Some of them are real talkative. They want to know where the reindeer are. I say they’re back up there are at the North Pole waiting for the big night. And then they ask me how I got there, and I say a friend lent me their vehicle.

Have you ever had a kid cry or say, “You’re not the real Santa”?

Once in a great while. I’ve been pretty lucky. I’ve had my grandkids, one of them has been my elf for quite a few of the years. Sometimes these kids come in and they’re absolutely terrified with Santa. My elf helps me out. Sometimes they’ll go to Mrs. Santa when they won’t go to Santa. I’ve got several hand puppets I bring along. Sometimes I bring out one of the hand puppets and that kind of breaks the ice. 

When you deliver presents on Christmas Eve, do you bring someone along or is it just you and the reindeer?

I’ve gotta have help. You’ve always have to have an elf.

Do you have a favorite part of the season?

I would have to say probably parade night is the highlight of everything.

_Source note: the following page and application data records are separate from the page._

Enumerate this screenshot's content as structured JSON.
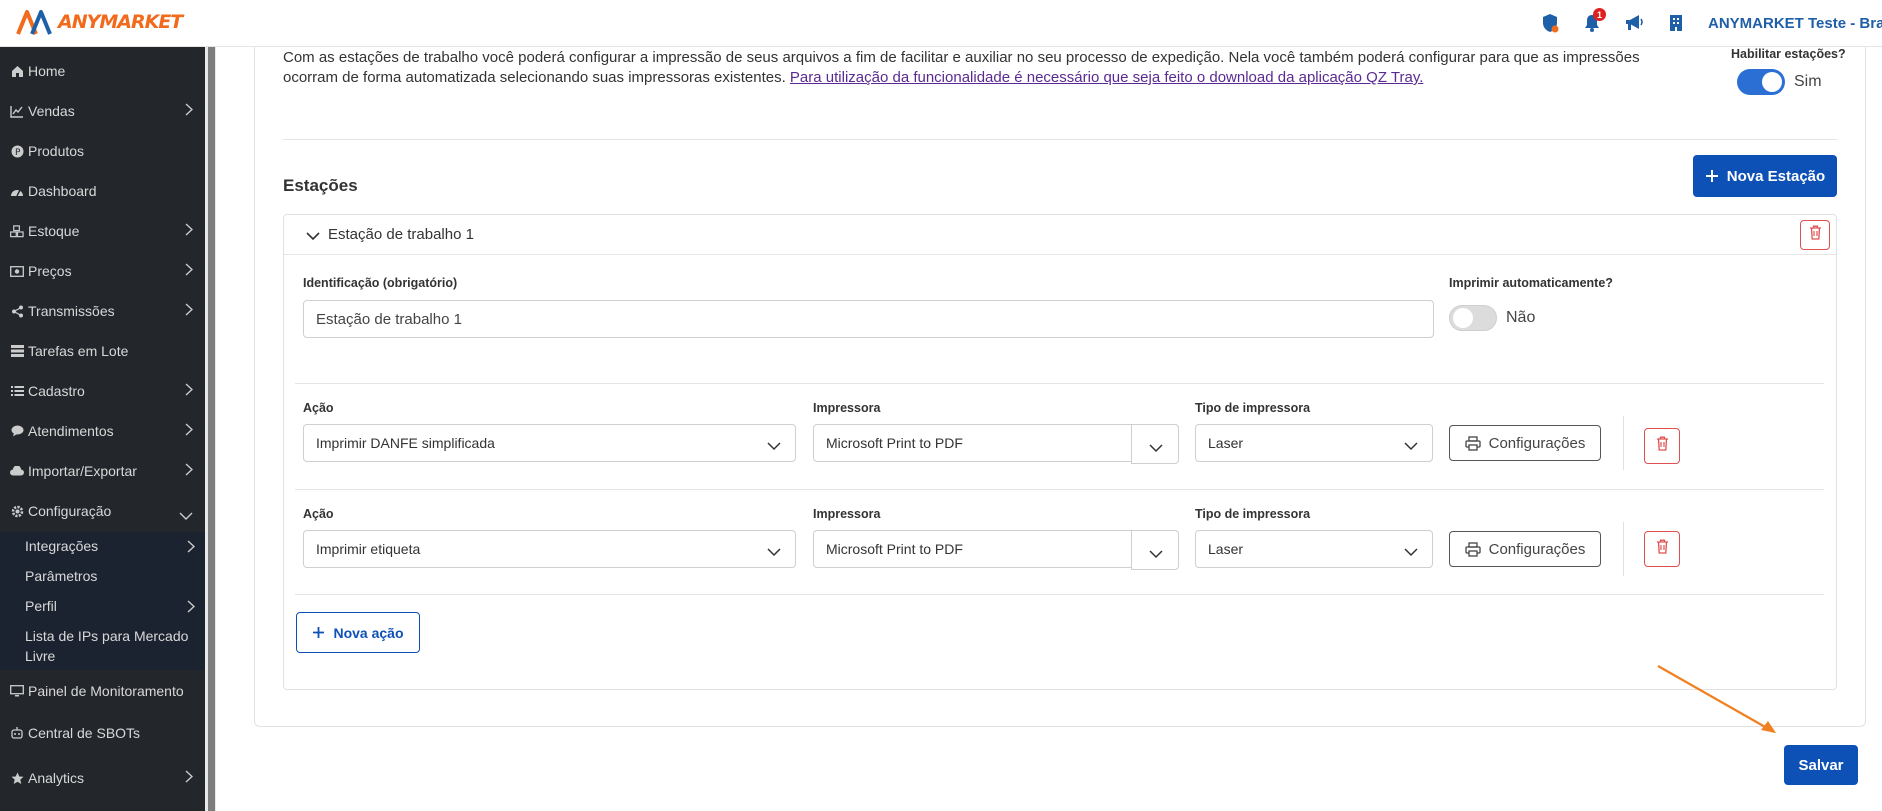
{
  "header": {
    "logo_text": "ANYMARKET",
    "notification_count": "1",
    "account_name": "ANYMARKET Teste - Brasil"
  },
  "sidebar": {
    "items": [
      {
        "label": "Home"
      },
      {
        "label": "Vendas"
      },
      {
        "label": "Produtos"
      },
      {
        "label": "Dashboard"
      },
      {
        "label": "Estoque"
      },
      {
        "label": "Preços"
      },
      {
        "label": "Transmissões"
      },
      {
        "label": "Tarefas em Lote"
      },
      {
        "label": "Cadastro"
      },
      {
        "label": "Atendimentos"
      },
      {
        "label": "Importar/Exportar"
      },
      {
        "label": "Configuração"
      }
    ],
    "sub_items": [
      {
        "label": "Integrações"
      },
      {
        "label": "Parâmetros"
      },
      {
        "label": "Perfil"
      },
      {
        "label": "Lista de IPs para Mercado Livre"
      }
    ],
    "bottom_items": [
      {
        "label": "Painel de Monitoramento"
      },
      {
        "label": "Central de SBOTs"
      },
      {
        "label": "Analytics"
      }
    ]
  },
  "intro": {
    "text": "Com as estações de trabalho você poderá configurar a impressão de seus arquivos a fim de facilitar e auxiliar no seu processo de expedição. Nela você também poderá configurar para que as impressões ocorram de forma automatizada selecionando suas impressoras existentes. ",
    "link_text": "Para utilização da funcionalidade é necessário que seja feito o download da aplicação QZ Tray."
  },
  "enable_stations": {
    "label": "Habilitar estações?",
    "value_text": "Sim"
  },
  "stations_section": {
    "title": "Estações",
    "new_station_label": "Nova Estação"
  },
  "station": {
    "title": "Estação de trabalho 1",
    "id_label": "Identificação (obrigatório)",
    "id_value": "Estação de trabalho 1",
    "auto_print_label": "Imprimir automaticamente?",
    "auto_print_value": "Não",
    "actions": [
      {
        "action_label": "Ação",
        "action_value": "Imprimir DANFE simplificada",
        "printer_label": "Impressora",
        "printer_value": "Microsoft Print to PDF",
        "type_label": "Tipo de impressora",
        "type_value": "Laser",
        "config_label": "Configurações"
      },
      {
        "action_label": "Ação",
        "action_value": "Imprimir etiqueta",
        "printer_label": "Impressora",
        "printer_value": "Microsoft Print to PDF",
        "type_label": "Tipo de impressora",
        "type_value": "Laser",
        "config_label": "Configurações"
      }
    ],
    "new_action_label": "Nova ação"
  },
  "save_label": "Salvar",
  "colors": {
    "primary": "#0d50b6",
    "sidebar_bg": "#23262b",
    "accent_orange": "#f26a1b",
    "danger": "#e05050"
  }
}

Seeing all the kids and everyone enjoying themselves – their smiling faces and waving. I always tell them when they come in to see Santa that they have to be sure to wave at Santa or they can’t come to the parade.

Do you have a favorite Christmas song? 

The carol that I’ve got my own part in is “Rudolph the Red-Nosed Reindeer.” I’m usually busy handing out candy canes when they’re singing, but when they sing “Rudolph the Red-Nosed Reindeer,” they stop and Santa goes on with his little solo: “Rudolph with your nose so bright, won’t you guide my sleigh tonight?”

What is the first thing that Santa does as soon as Christmas is over? Does he go on vacation?

He sacks out. (Laughs.) I’m usually exhausted by the time I get done with it. I have some things I do on the side. We have a mentor program in Chippewa that really is successful, and Mrs. Santa and I appear at that. We do a thing at the library, too.

Beards seem to be a popular fashion statement these days. Does Santa have any grooming tips?

We had to get a new beard a few years ago, so we had a beard fund going. The beard I have is made out of yak hair. The beard and hairpiece ran about 500 bucks. One of the beauty shops here, the Styling Post, fixes up my beard every year.